[Entries from a dataset of interfaces]
====

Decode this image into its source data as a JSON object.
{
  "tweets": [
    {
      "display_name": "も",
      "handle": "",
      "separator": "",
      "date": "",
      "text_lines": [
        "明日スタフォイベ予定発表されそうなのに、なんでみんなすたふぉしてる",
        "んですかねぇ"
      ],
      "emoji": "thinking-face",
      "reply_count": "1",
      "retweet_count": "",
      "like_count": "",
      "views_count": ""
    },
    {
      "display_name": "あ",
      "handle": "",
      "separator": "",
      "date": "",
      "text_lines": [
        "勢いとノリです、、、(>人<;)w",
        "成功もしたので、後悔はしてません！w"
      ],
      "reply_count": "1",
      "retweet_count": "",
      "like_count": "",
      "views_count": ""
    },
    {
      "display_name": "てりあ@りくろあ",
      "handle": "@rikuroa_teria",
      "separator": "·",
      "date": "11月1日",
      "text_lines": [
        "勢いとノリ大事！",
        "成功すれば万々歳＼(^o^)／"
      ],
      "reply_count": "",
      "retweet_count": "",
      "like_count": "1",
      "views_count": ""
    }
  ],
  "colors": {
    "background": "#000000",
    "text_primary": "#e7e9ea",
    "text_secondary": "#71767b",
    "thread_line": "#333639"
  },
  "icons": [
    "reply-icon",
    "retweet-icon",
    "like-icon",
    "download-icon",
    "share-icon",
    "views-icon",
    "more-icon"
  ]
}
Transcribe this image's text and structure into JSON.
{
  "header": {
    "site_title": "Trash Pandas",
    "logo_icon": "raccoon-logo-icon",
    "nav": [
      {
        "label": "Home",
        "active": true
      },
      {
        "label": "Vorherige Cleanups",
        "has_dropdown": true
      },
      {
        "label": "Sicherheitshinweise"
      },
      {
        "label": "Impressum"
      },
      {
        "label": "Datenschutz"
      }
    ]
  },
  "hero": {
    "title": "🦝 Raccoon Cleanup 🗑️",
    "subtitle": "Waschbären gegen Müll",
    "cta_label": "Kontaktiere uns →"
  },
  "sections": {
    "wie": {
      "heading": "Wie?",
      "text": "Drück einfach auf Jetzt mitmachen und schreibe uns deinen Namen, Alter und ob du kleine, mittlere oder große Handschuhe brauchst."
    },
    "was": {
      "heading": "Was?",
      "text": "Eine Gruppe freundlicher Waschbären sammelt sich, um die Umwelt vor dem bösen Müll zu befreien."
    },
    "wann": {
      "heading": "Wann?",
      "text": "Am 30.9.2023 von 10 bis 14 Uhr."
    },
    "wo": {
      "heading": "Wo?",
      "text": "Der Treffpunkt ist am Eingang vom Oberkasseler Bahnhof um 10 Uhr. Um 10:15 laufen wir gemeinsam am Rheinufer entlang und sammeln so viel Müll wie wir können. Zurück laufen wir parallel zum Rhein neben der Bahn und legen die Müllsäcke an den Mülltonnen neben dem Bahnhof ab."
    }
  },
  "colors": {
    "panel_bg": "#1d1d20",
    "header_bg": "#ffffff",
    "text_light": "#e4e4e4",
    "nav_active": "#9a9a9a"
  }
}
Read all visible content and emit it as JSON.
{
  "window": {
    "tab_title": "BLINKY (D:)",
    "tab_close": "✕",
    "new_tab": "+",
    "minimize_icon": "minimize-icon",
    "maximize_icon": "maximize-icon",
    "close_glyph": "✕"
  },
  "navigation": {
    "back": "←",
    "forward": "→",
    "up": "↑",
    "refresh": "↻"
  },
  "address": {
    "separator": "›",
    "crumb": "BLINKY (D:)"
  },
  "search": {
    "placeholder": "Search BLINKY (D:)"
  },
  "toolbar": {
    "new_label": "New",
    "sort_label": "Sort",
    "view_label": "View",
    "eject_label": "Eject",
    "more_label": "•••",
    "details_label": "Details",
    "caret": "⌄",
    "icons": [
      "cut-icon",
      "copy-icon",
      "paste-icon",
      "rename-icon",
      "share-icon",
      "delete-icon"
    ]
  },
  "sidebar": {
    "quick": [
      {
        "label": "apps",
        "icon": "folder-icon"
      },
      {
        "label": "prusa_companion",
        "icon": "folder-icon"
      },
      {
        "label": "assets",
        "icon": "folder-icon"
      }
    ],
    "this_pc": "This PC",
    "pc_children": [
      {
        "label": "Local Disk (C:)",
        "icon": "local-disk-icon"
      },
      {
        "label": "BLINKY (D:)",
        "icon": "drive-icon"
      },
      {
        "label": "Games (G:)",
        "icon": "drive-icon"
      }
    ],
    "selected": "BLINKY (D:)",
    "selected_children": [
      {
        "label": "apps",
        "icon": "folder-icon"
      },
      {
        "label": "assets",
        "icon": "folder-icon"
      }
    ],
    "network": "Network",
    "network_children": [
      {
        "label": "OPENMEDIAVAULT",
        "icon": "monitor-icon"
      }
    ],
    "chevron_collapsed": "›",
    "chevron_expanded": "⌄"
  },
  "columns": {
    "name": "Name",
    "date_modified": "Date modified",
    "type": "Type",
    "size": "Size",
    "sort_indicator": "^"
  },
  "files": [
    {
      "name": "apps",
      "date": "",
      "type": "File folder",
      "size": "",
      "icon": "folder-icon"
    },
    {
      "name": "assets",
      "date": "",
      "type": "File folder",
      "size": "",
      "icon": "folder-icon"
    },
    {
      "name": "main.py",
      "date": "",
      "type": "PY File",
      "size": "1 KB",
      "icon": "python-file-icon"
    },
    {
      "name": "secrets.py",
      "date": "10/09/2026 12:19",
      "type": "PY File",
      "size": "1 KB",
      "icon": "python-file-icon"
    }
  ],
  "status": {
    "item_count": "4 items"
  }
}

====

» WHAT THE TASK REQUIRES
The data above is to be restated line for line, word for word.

» SOLUTION TO THE EXERCISE
Decode this image into its source data as a JSON object.
{
  "tweets": [
    {
      "display_name": "も",
      "handle": "",
      "separator": "",
      "date": "",
      "text_lines": [
        "明日スタフォイベ予定発表されそうなのに、なんでみんなすたふぉしてる",
        "んですかねぇ"
      ],
      "emoji": "thinking-face",
      "reply_count": "1",
      "retweet_count": "",
      "like_count": "",
      "views_count": ""
    },
    {
      "display_name": "あ",
      "handle": "",
      "separator": "",
      "date": "",
      "text_lines": [
        "勢いとノリです、、、(>人<;)w",
        "成功もしたので、後悔はしてません！w"
      ],
      "reply_count": "1",
      "retweet_count": "",
      "like_count": "",
      "views_count": ""
    },
    {
      "display_name": "てりあ@りくろあ",
      "handle": "@rikuroa_teria",
      "separator": "·",
      "date": "11月1日",
      "text_lines": [
        "勢いとノリ大事！",
        "成功すれば万々歳＼(^o^)／"
      ],
      "reply_count": "",
      "retweet_count": "",
      "like_count": "1",
      "views_count": ""
    }
  ],
  "colors": {
    "background": "#000000",
    "text_primary": "#e7e9ea",
    "text_secondary": "#71767b",
    "thread_line": "#333639"
  },
  "icons": [
    "reply-icon",
    "retweet-icon",
    "like-icon",
    "download-icon",
    "share-icon",
    "views-icon",
    "more-icon"
  ]
}
Transcribe this image's text and structure into JSON.
{
  "header": {
    "site_title": "Trash Pandas",
    "logo_icon": "raccoon-logo-icon",
    "nav": [
      {
        "label": "Home",
        "active": true
      },
      {
        "label": "Vorherige Cleanups",
        "has_dropdown": true
      },
      {
        "label": "Sicherheitshinweise"
      },
      {
        "label": "Impressum"
      },
      {
        "label": "Datenschutz"
      }
    ]
  },
  "hero": {
    "title": "🦝 Raccoon Cleanup 🗑️",
    "subtitle": "Waschbären gegen Müll",
    "cta_label": "Kontaktiere uns →"
  },
  "sections": {
    "wie": {
      "heading": "Wie?",
      "text": "Drück einfach auf Jetzt mitmachen und schreibe uns deinen Namen, Alter und ob du kleine, mittlere oder große Handschuhe brauchst."
    },
    "was": {
      "heading": "Was?",
      "text": "Eine Gruppe freundlicher Waschbären sammelt sich, um die Umwelt vor dem bösen Müll zu befreien."
    },
    "wann": {
      "heading": "Wann?",
      "text": "Am 30.9.2023 von 10 bis 14 Uhr."
    },
    "wo": {
      "heading": "Wo?",
      "text": "Der Treffpunkt ist am Eingang vom Oberkasseler Bahnhof um 10 Uhr. Um 10:15 laufen wir gemeinsam am Rheinufer entlang und sammeln so viel Müll wie wir können. Zurück laufen wir parallel zum Rhein neben der Bahn und legen die Müllsäcke an den Mülltonnen neben dem Bahnhof ab."
    }
  },
  "colors": {
    "panel_bg": "#1d1d20",
    "header_bg": "#ffffff",
    "text_light": "#e4e4e4",
    "nav_active": "#9a9a9a"
  }
}
Read all visible content and emit it as JSON.
{
  "window": {
    "tab_title": "BLINKY (D:)",
    "tab_close": "✕",
    "new_tab": "+",
    "minimize_icon": "minimize-icon",
    "maximize_icon": "maximize-icon",
    "close_glyph": "✕"
  },
  "navigation": {
    "back": "←",
    "forward": "→",
    "up": "↑",
    "refresh": "↻"
  },
  "address": {
    "separator": "›",
    "crumb": "BLINKY (D:)"
  },
  "search": {
    "placeholder": "Search BLINKY (D:)"
  },
  "toolbar": {
    "new_label": "New",
    "sort_label": "Sort",
    "view_label": "View",
    "eject_label": "Eject",
    "more_label": "•••",
    "details_label": "Details",
    "caret": "⌄",
    "icons": [
      "cut-icon",
      "copy-icon",
      "paste-icon",
      "rename-icon",
      "share-icon",
      "delete-icon"
    ]
  },
  "sidebar": {
    "quick": [
      {
        "label": "apps",
        "icon": "folder-icon"
      },
      {
        "label": "prusa_companion",
        "icon": "folder-icon"
      },
      {
        "label": "assets",
        "icon": "folder-icon"
      }
    ],
    "this_pc": "This PC",
    "pc_children": [
      {
        "label": "Local Disk (C:)",
        "icon": "local-disk-icon"
      },
      {
        "label": "BLINKY (D:)",
        "icon": "drive-icon"
      },
      {
        "label": "Games (G:)",
        "icon": "drive-icon"
      }
    ],
    "selected": "BLINKY (D:)",
    "selected_children": [
      {
        "label": "apps",
        "icon": "folder-icon"
      },
      {
        "label": "assets",
        "icon": "folder-icon"
      }
    ],
    "network": "Network",
    "network_children": [
      {
        "label": "OPENMEDIAVAULT",
        "icon": "monitor-icon"
      }
    ],
    "chevron_collapsed": "›",
    "chevron_expanded": "⌄"
  },
  "columns": {
    "name": "Name",
    "date_modified": "Date modified",
    "type": "Type",
    "size": "Size",
    "sort_indicator": "^"
  },
  "files": [
    {
      "name": "apps",
      "date": "",
      "type": "File folder",
      "size": "",
      "icon": "folder-icon"
    },
    {
      "name": "assets",
      "date": "",
      "type": "File folder",
      "size": "",
      "icon": "folder-icon"
    },
    {
      "name": "main.py",
      "date": "",
      "type": "PY File",
      "size": "1 KB",
      "icon": "python-file-icon"
    },
    {
      "name": "secrets.py",
      "date": "10/09/2026 12:19",
      "type": "PY File",
      "size": "1 KB",
      "icon": "python-file-icon"
    }
  ],
  "status": {
    "item_count": "4 items"
  }
}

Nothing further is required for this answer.